What is a Conservatorship?
In Idaho, a conservatorship is a court-supervised process for the appointment of a conservator to manage the financial affairs of a minor child, developmentally disabled person or an adult who is unable to manage his or her financial affairs effectively. Often, but not always, the guardian and conservator are the same individual. As with, guardians, appointed conservators are often family members of the person whose assets are under conservatorship but, in many cases, the experience and expertise of a professional conservator can be appropriate. In order to be eligible for appointment, an individual seeking appointment as a conservator must complete and pass online training administered by the Idaho Supreme Court. An appointed conservator must file with the court in the conservatorship proceeding a beginning inventory of the assets of the individual whose assets are under conservatorship and an annual accounting of the conservator’s administration of those assets each year. Upon the termination of the conservatorship, the conservator must file a final accounting with the court. Conservatorships can be costly and burdensome. Often, they can be avoided with a properly drafted General Durable Power of Attorney for financial affairs executed when you are of sound mind appointing a trustworthy agent and one or more backup agents to have the authority to assist you with your financial affairs if you do become incapacitated.
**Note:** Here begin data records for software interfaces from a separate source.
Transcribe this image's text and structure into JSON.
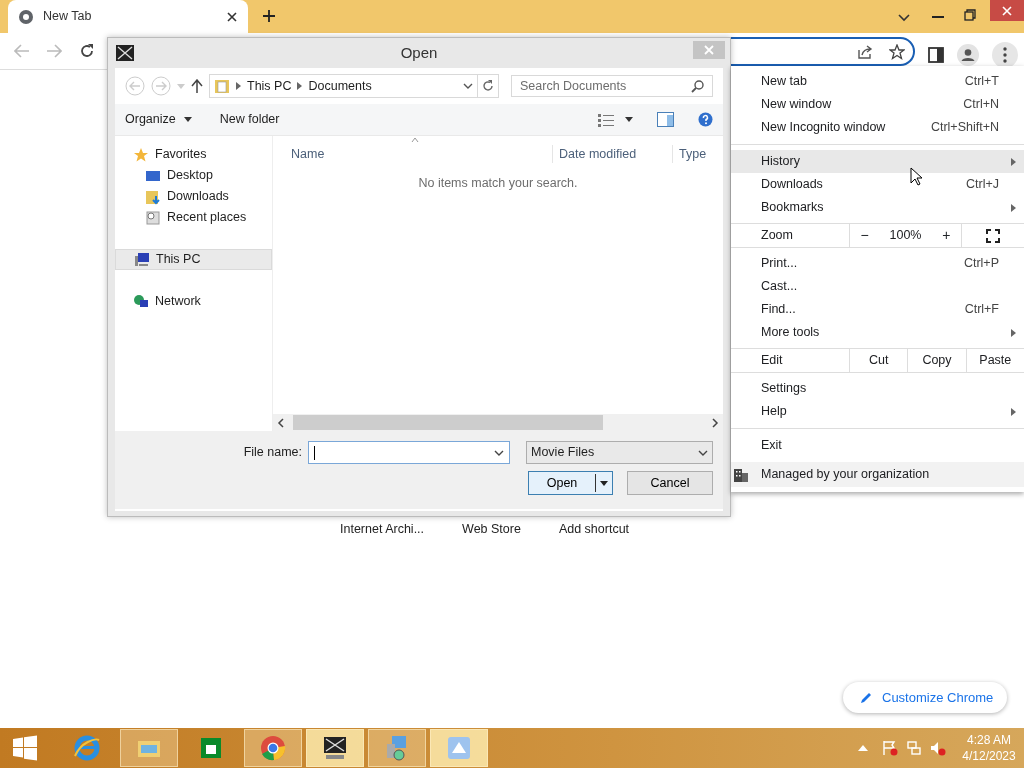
{
  "browser": {
    "tabs": [
      {
        "title": "New Tab",
        "selected": true
      }
    ],
    "shortcuts": [
      "Internet Archi...",
      "Web Store",
      "Add shortcut"
    ],
    "customize_button": "Customize Chrome"
  },
  "dialog": {
    "title": "Open",
    "path": [
      "This PC",
      "Documents"
    ],
    "search": {
      "placeholder": "Search Documents"
    },
    "toolbar": [
      "Organize",
      "New folder"
    ],
    "nav": [
      {
        "label": "Favorites",
        "kind": "favorites",
        "selected": false,
        "children": [
          {
            "label": "Desktop",
            "kind": "desktop",
            "selected": false
          },
          {
            "label": "Downloads",
            "kind": "downloads",
            "selected": false
          },
          {
            "label": "Recent places",
            "kind": "recent",
            "selected": false
          }
        ]
      },
      {
        "label": "This PC",
        "kind": "pc",
        "selected": true
      },
      {
        "label": "Network",
        "kind": "network",
        "selected": false
      }
    ],
    "columns": [
      "Name",
      "Date modified",
      "Type"
    ],
    "empty_message": "No items match your search.",
    "file_name_label": "File name:",
    "file_type": "Movie Files",
    "buttons": [
      "Open",
      "Cancel"
    ]
  },
  "menu": [
    {
      "kind": "item",
      "label": "New tab",
      "shortcut": "Ctrl+T",
      "hovered": false
    },
    {
      "kind": "item",
      "label": "New window",
      "shortcut": "Ctrl+N",
      "hovered": false
    },
    {
      "kind": "item",
      "label": "New Incognito window",
      "shortcut": "Ctrl+Shift+N",
      "hovered": false
    },
    {
      "kind": "separator"
    },
    {
      "kind": "item",
      "label": "History",
      "submenu": true,
      "hovered": true
    },
    {
      "kind": "item",
      "label": "Downloads",
      "shortcut": "Ctrl+J",
      "hovered": false
    },
    {
      "kind": "item",
      "label": "Bookmarks",
      "submenu": true,
      "hovered": false
    },
    {
      "kind": "zoom",
      "label": "Zoom",
      "minus": "−",
      "value": "100%",
      "plus": "+"
    },
    {
      "kind": "item",
      "label": "Print...",
      "shortcut": "Ctrl+P",
      "hovered": false
    },
    {
      "kind": "item",
      "label": "Cast...",
      "hovered": false
    },
    {
      "kind": "item",
      "label": "Find...",
      "shortcut": "Ctrl+F",
      "hovered": false
    },
    {
      "kind": "item",
      "label": "More tools",
      "submenu": true,
      "hovered": false
    },
    {
      "kind": "edit",
      "label": "Edit",
      "actions": [
        "Cut",
        "Copy",
        "Paste"
      ]
    },
    {
      "kind": "item",
      "label": "Settings",
      "hovered": false
    },
    {
      "kind": "item",
      "label": "Help",
      "submenu": true,
      "hovered": false
    },
    {
      "kind": "separator"
    },
    {
      "kind": "item",
      "label": "Exit",
      "hovered": false
    },
    {
      "kind": "managed",
      "label": "Managed by your organization"
    }
  ],
  "taskbar": {
    "apps": [
      {
        "kind": "ie",
        "running": false,
        "selected": false
      },
      {
        "kind": "explorer",
        "running": true,
        "selected": false
      },
      {
        "kind": "store",
        "running": false,
        "selected": false
      },
      {
        "kind": "chrome",
        "running": true,
        "selected": false
      },
      {
        "kind": "xapp",
        "running": true,
        "selected": true
      },
      {
        "kind": "setup",
        "running": true,
        "selected": false
      },
      {
        "kind": "installer",
        "running": true,
        "selected": true
      }
    ],
    "clock": {
      "time": "4:28 AM",
      "date": "4/12/2023"
    }
  }
}
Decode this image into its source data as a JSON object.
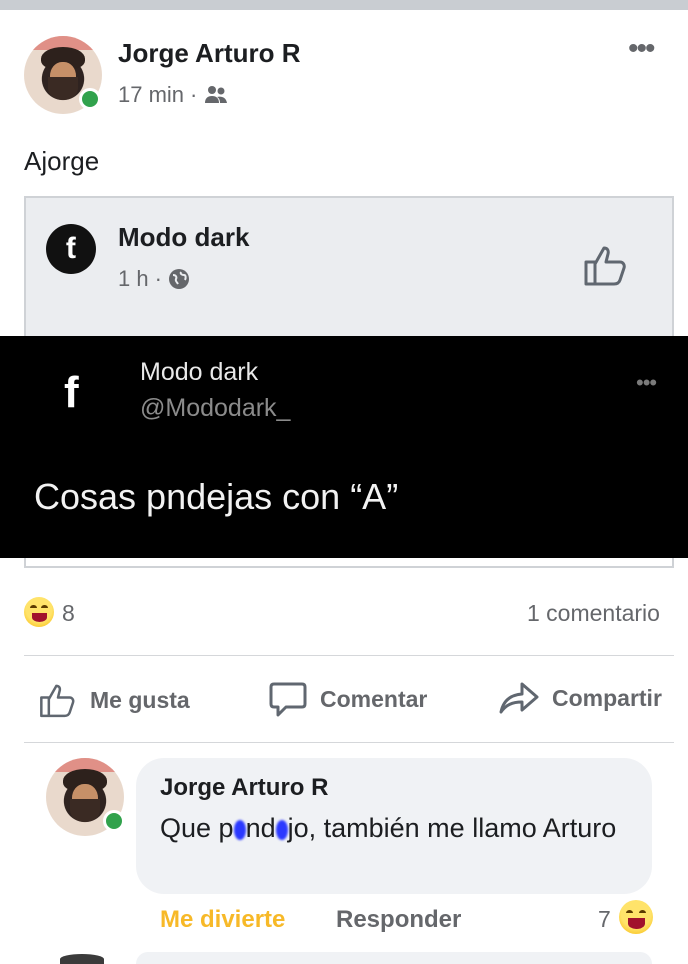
{
  "post": {
    "author": "Jorge Arturo R",
    "time": "17 min",
    "separator": "·",
    "privacy_icon": "friends-icon",
    "text": "Ajorge"
  },
  "shared_post": {
    "page_name": "Modo dark",
    "time": "1 h",
    "separator": "·",
    "privacy_icon": "globe-icon",
    "image": {
      "name": "Modo dark",
      "handle": "@Mododark_",
      "text": "Cosas pndejas con “A”"
    }
  },
  "reactions": {
    "count": "8",
    "comments": "1 comentario"
  },
  "actions": {
    "like": "Me gusta",
    "comment": "Comentar",
    "share": "Compartir"
  },
  "comment": {
    "author": "Jorge Arturo R",
    "text_start": "Que p",
    "text_mid": "nd",
    "text_end": "jo, también me llamo Arturo",
    "reaction_label": "Me divierte",
    "reply_label": "Responder",
    "reaction_count": "7"
  },
  "colors": {
    "accent_reaction": "#f7b928",
    "online": "#31a24c",
    "muted": "#65676b"
  }
}
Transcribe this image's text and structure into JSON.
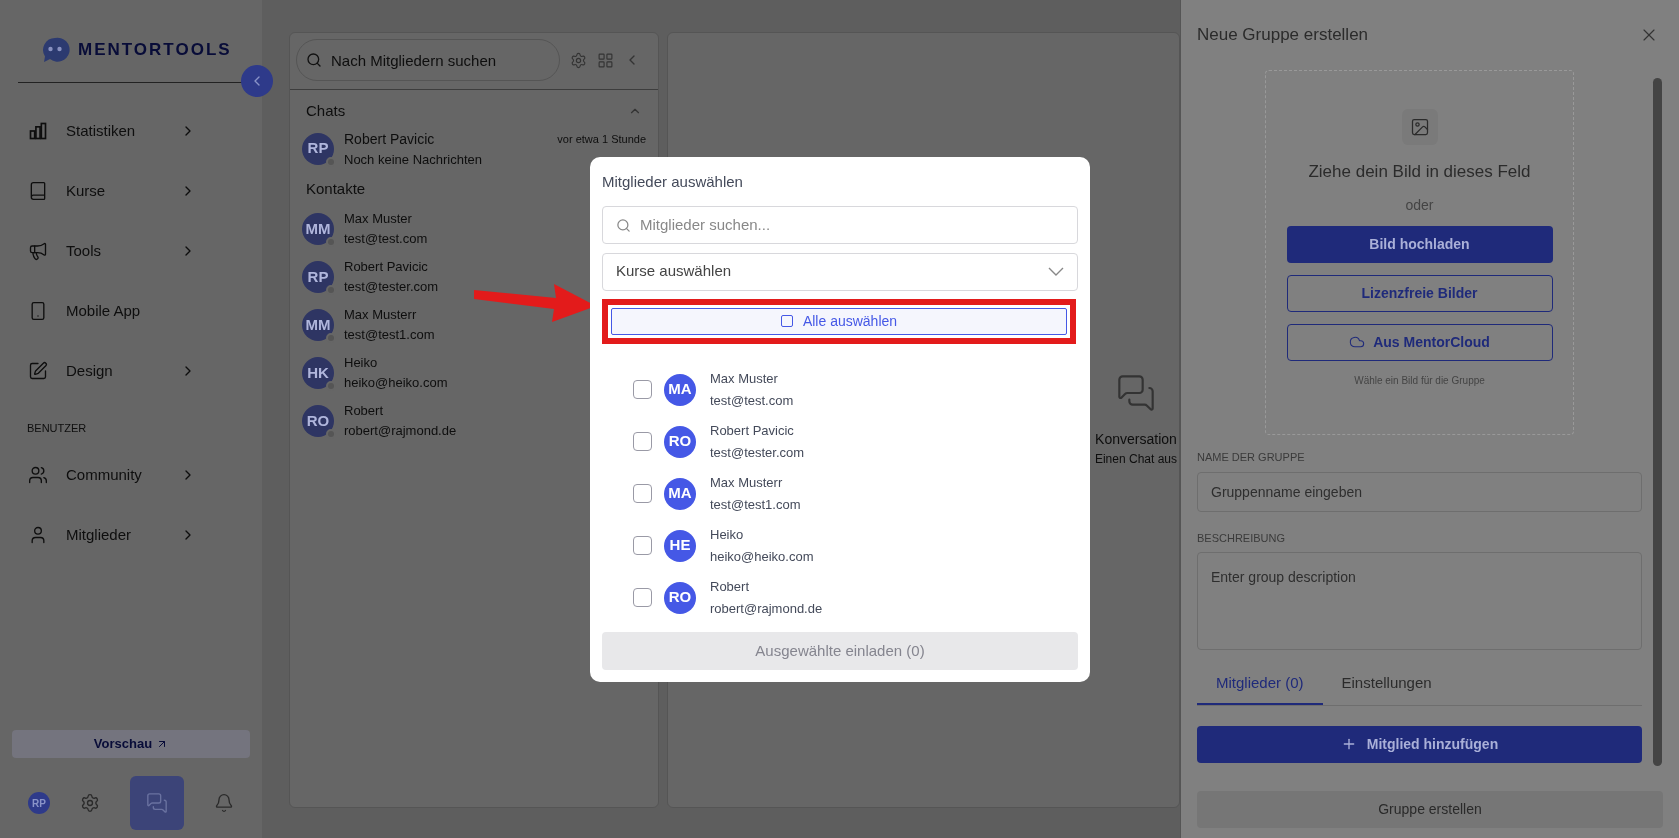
{
  "logo": {
    "text": "MENTORTOOLS"
  },
  "sidebar": {
    "items": [
      {
        "kind": "item",
        "label": "Statistiken",
        "chevron": true
      },
      {
        "kind": "item",
        "label": "Kurse",
        "chevron": true
      },
      {
        "kind": "item",
        "label": "Tools",
        "chevron": true
      },
      {
        "kind": "item",
        "label": "Mobile App",
        "chevron": false
      },
      {
        "kind": "item",
        "label": "Design",
        "chevron": true
      },
      {
        "kind": "section",
        "label": "BENUTZER"
      },
      {
        "kind": "item",
        "label": "Community",
        "chevron": true
      },
      {
        "kind": "item",
        "label": "Mitglieder",
        "chevron": true
      }
    ],
    "preview_button": "Vorschau",
    "user_initials": "RP"
  },
  "chat_panel": {
    "search_placeholder": "Nach Mitgliedern suchen",
    "chats_heading": "Chats",
    "chats": [
      {
        "initials": "RP",
        "name": "Robert Pavicic",
        "preview": "Noch keine Nachrichten",
        "time": "vor etwa 1 Stunde"
      }
    ],
    "contacts_heading": "Kontakte",
    "contacts": [
      {
        "initials": "MM",
        "name": "Max Muster",
        "email": "test@test.com"
      },
      {
        "initials": "RP",
        "name": "Robert Pavicic",
        "email": "test@tester.com"
      },
      {
        "initials": "MM",
        "name": "Max Musterr",
        "email": "test@test1.com"
      },
      {
        "initials": "HK",
        "name": "Heiko",
        "email": "heiko@heiko.com"
      },
      {
        "initials": "RO",
        "name": "Robert",
        "email": "robert@rajmond.de"
      }
    ]
  },
  "conversation_placeholder": {
    "title": "Konversation",
    "subtitle": "Einen Chat aus"
  },
  "modal": {
    "title": "Mitglieder auswählen",
    "search_placeholder": "Mitglieder suchen...",
    "course_select": "Kurse auswählen",
    "select_all": {
      "label": "Alle auswählen",
      "checked": false
    },
    "members": [
      {
        "initials": "MA",
        "name": "Max Muster",
        "email": "test@test.com",
        "checked": false
      },
      {
        "initials": "RO",
        "name": "Robert Pavicic",
        "email": "test@tester.com",
        "checked": false
      },
      {
        "initials": "MA",
        "name": "Max Musterr",
        "email": "test@test1.com",
        "checked": false
      },
      {
        "initials": "HE",
        "name": "Heiko",
        "email": "heiko@heiko.com",
        "checked": false
      },
      {
        "initials": "RO",
        "name": "Robert",
        "email": "robert@rajmond.de",
        "checked": false
      }
    ],
    "invite_button": {
      "label": "Ausgewählte einladen (0)",
      "disabled": true
    }
  },
  "group_panel": {
    "title": "Neue Gruppe erstellen",
    "dropzone": {
      "text": "Ziehe dein Bild in dieses Feld",
      "or": "oder",
      "upload": "Bild hochladen",
      "free_images": "Lizenzfreie Bilder",
      "cloud": "Aus MentorCloud",
      "hint": "Wähle ein Bild für die Gruppe"
    },
    "name_label": "NAME DER GRUPPE",
    "name_placeholder": "Gruppenname eingeben",
    "description_label": "BESCHREIBUNG",
    "description_placeholder": "Enter group description",
    "tabs": [
      {
        "label": "Mitglieder (0)",
        "selected": true
      },
      {
        "label": "Einstellungen",
        "selected": false
      }
    ],
    "add_member": "Mitglied hinzufügen",
    "create_button": {
      "label": "Gruppe erstellen",
      "disabled": true
    }
  }
}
At Rossman Law, we possess a broad range of experience guiding family members through the appointment process, the administration of the guardianship and conservatorship, and in the resolution of disputes regarding whether an appointment should be made, who is to be appointed, or whether the guardianship and/or conservatorship is being administered properly.